I can't just turn off my brain, but I think it is important that we compromise with Pavel. We should take the documentation seriously, and when it says something that contradicts our experience, we should consider the possibility that the documentation could be correct in some other domain that we haven't tested yet. Therefore, two of the myths I listed above might actually be half-truths.
- KB2763674. Microsoft.
- Digital Signatures for Kernel Modules on Windows (kmsigning.doc). Microsoft. .
- Kernel-Mode Code Signing Walkthrough (KMCS_walkthrough.doc). Microsoft. .
- Windows root certificate program members. Microsoft.
- Cross-Certificates for Kernel Mode Code Signing. Microsoft.
- Signtool.exe (Sign Tool). Microsoft.
- Inf2Cat. Microsoft.
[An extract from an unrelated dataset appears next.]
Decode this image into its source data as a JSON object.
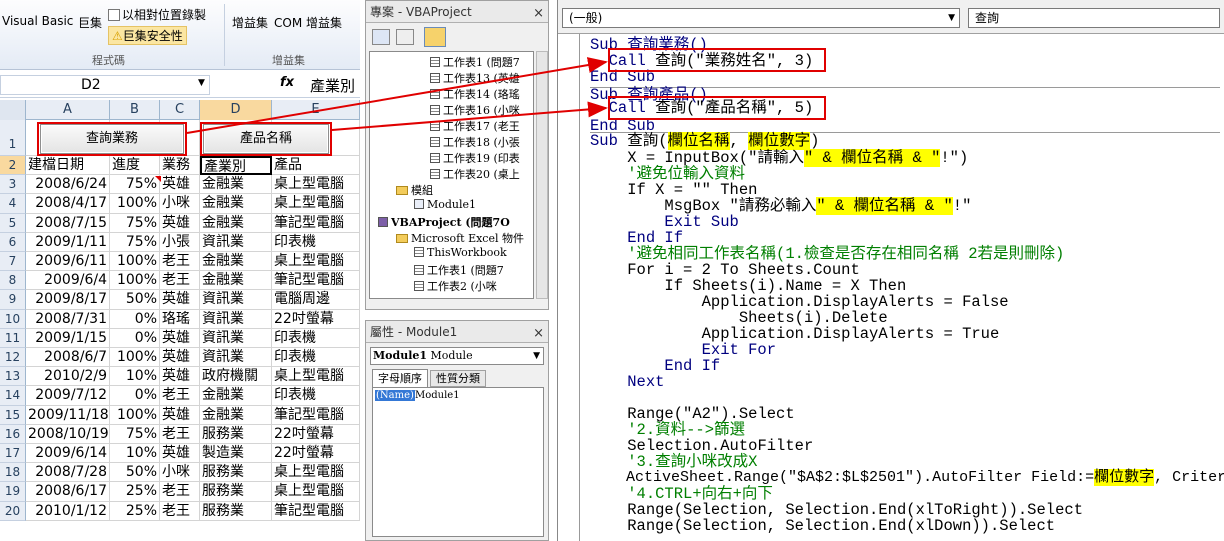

- Automatic root certificate update problems when verifying my signed INF driver package. David Grayson. .
- Signing Windows 8 Drivers. PiXCL Automation Technologies. 2013-03-09.
- Microsoft Security Advisory (2880823). Microsoft. .
- : Added links to PnPUtil.
- : Added a note at the top about how SHA-1 is going away so parts of this document will need to be updated.
- : Added a mention of KB2763674, which should make SHA-2 executables usable on Windows Vista.
- : Added a mentions of Microsoft Security Advisory (2880823).
- : Added section Use /tr to specify the timestamp server and changed all examples to use /tr.
- : Added new info from PiXCL about how to double-sign with SHA1 and SHA2 to the Use SHA-1 for kernel modules prior to Windows 8 section.
- : Initial release.